Dataset rows describing interfaces
---*---

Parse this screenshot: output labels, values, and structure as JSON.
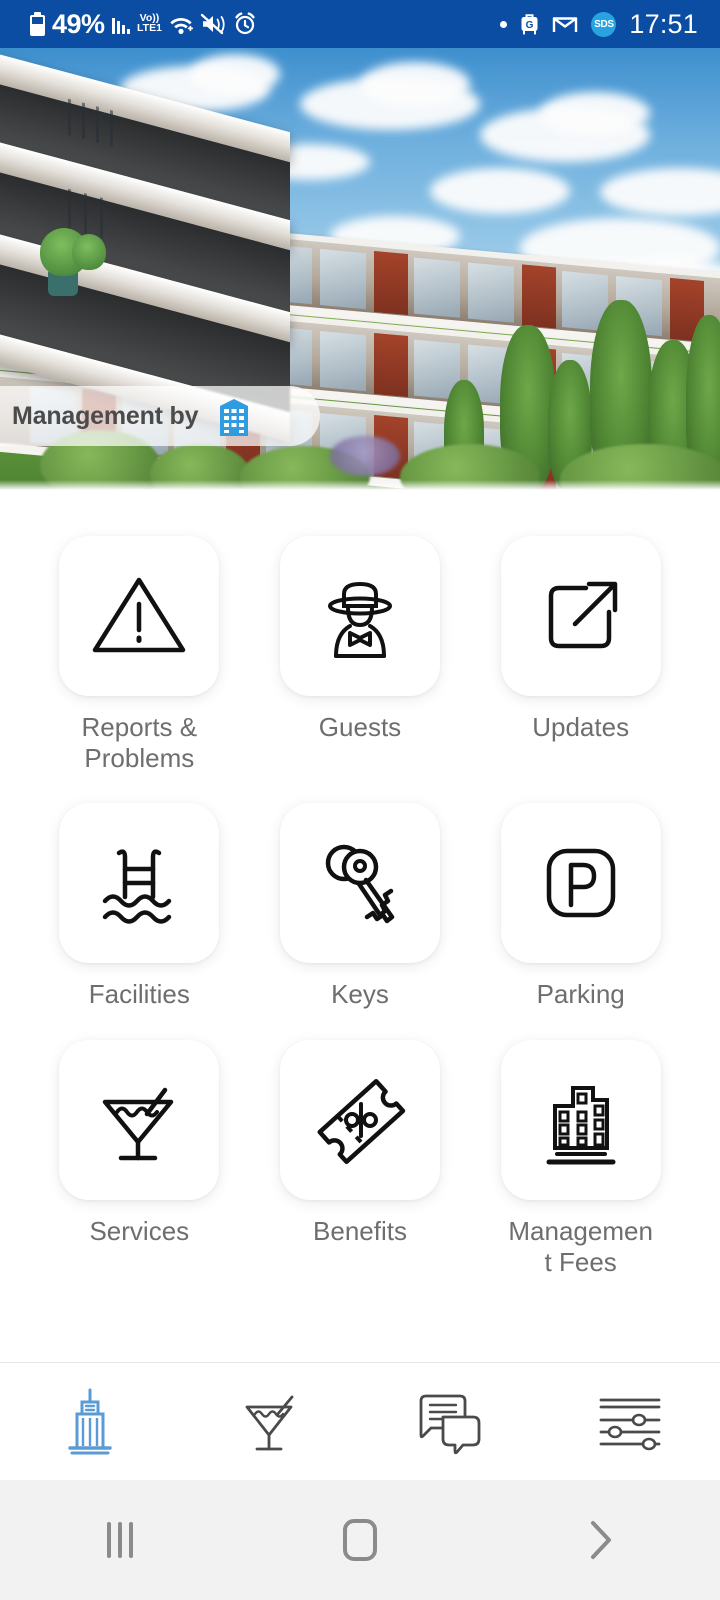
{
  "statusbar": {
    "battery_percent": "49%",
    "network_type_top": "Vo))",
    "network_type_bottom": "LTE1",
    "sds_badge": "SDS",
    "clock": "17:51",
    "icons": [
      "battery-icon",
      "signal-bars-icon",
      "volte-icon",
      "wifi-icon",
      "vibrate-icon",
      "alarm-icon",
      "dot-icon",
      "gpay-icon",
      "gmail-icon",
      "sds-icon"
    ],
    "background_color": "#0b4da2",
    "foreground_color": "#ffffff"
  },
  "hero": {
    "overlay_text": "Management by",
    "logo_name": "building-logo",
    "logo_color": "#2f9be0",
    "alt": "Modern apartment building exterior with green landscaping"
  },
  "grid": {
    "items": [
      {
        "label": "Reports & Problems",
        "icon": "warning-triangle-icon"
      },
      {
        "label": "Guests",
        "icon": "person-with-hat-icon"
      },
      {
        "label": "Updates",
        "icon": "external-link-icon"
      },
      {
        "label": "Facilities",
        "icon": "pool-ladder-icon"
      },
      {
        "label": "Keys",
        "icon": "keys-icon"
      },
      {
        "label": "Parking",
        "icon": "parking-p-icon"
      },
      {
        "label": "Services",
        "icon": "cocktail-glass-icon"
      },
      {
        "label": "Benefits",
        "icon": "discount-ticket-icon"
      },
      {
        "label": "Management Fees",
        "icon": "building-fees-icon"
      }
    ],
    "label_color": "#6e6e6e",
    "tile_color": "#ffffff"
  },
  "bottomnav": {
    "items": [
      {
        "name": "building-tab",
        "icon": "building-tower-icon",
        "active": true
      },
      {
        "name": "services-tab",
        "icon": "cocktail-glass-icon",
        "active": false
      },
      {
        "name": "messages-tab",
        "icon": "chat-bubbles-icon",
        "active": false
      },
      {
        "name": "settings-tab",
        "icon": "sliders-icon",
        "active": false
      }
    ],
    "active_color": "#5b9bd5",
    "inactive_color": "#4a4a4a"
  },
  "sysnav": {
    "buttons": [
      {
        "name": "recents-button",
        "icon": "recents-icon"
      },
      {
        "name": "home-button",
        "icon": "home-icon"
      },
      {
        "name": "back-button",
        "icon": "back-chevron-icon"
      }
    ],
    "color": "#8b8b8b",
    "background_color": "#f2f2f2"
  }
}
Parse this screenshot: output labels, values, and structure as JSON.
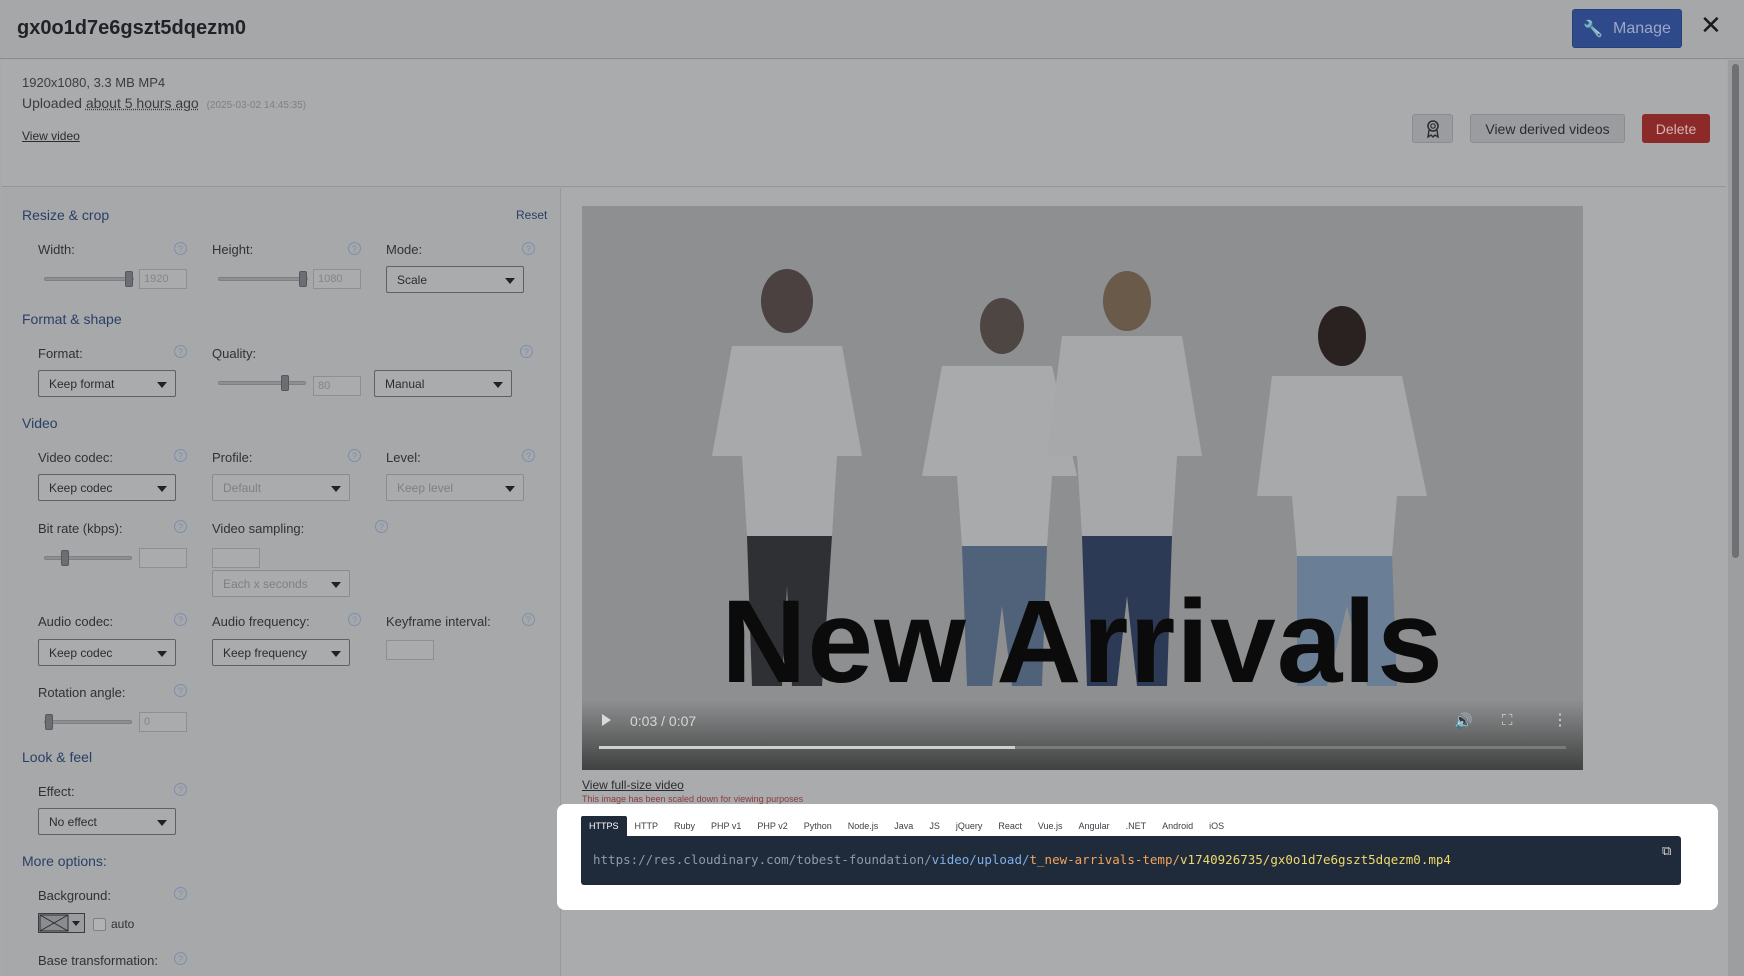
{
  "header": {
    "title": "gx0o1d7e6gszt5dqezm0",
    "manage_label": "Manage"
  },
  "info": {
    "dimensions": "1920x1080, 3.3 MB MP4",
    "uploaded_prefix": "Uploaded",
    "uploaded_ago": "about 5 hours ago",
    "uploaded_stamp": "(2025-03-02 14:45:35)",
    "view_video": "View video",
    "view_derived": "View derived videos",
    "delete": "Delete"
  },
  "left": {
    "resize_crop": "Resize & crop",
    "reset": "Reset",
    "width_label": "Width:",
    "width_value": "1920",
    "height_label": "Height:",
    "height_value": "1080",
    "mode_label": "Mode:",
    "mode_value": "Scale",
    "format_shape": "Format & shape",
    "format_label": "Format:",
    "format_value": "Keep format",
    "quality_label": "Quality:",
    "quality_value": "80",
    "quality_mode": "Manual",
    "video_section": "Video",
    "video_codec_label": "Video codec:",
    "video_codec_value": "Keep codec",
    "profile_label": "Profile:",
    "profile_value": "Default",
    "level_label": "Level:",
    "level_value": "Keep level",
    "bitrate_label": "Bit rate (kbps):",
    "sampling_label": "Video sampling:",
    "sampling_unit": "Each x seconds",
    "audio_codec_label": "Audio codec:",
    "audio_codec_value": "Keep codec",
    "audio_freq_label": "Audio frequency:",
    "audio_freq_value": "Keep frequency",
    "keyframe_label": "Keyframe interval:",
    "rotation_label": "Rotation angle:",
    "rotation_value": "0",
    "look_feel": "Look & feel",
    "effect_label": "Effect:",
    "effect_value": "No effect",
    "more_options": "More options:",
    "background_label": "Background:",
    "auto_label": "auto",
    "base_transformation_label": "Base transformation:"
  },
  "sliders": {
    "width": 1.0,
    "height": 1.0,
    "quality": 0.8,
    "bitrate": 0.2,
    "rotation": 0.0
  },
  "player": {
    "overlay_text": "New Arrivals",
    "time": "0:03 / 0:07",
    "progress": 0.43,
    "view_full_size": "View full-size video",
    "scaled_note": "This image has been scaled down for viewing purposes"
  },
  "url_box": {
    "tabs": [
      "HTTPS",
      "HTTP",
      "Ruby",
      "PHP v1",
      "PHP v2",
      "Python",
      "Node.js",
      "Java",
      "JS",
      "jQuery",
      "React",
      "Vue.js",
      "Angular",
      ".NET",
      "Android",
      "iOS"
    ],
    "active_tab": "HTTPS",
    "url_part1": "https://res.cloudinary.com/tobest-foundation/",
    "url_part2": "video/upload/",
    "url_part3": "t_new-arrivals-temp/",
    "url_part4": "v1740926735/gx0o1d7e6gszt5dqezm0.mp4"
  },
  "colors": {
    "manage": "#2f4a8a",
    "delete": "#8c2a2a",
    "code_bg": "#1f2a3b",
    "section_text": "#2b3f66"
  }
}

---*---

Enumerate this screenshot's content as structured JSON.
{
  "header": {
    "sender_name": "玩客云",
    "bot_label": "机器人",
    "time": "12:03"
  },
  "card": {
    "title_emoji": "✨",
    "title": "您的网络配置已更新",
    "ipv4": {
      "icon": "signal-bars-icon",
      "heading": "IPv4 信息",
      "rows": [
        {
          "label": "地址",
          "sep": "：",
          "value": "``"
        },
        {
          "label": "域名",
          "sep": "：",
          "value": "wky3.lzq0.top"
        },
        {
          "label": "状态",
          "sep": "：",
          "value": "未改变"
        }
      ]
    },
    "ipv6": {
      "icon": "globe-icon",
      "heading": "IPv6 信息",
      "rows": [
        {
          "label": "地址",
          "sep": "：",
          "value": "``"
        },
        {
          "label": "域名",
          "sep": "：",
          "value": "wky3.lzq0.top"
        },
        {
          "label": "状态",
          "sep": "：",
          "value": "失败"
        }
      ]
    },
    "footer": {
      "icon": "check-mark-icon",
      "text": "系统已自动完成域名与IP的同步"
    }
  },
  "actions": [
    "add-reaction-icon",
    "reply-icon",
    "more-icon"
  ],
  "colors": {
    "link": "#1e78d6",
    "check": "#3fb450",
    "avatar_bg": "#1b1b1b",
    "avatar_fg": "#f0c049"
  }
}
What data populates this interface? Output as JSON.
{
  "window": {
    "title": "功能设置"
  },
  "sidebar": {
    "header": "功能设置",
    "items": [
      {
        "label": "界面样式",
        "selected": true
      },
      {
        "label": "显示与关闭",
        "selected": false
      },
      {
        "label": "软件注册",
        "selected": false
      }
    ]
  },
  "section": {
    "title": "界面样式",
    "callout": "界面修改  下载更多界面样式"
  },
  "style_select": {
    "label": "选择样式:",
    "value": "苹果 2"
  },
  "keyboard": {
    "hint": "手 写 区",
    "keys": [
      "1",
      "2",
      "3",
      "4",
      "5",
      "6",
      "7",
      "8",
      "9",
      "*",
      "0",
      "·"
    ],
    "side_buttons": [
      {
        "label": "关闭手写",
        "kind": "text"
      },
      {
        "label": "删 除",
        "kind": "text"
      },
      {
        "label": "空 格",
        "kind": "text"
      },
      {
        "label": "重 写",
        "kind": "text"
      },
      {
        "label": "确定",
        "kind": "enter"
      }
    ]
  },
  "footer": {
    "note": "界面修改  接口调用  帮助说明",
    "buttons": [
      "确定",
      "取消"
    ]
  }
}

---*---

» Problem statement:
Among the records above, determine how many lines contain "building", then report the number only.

» Final answer:
5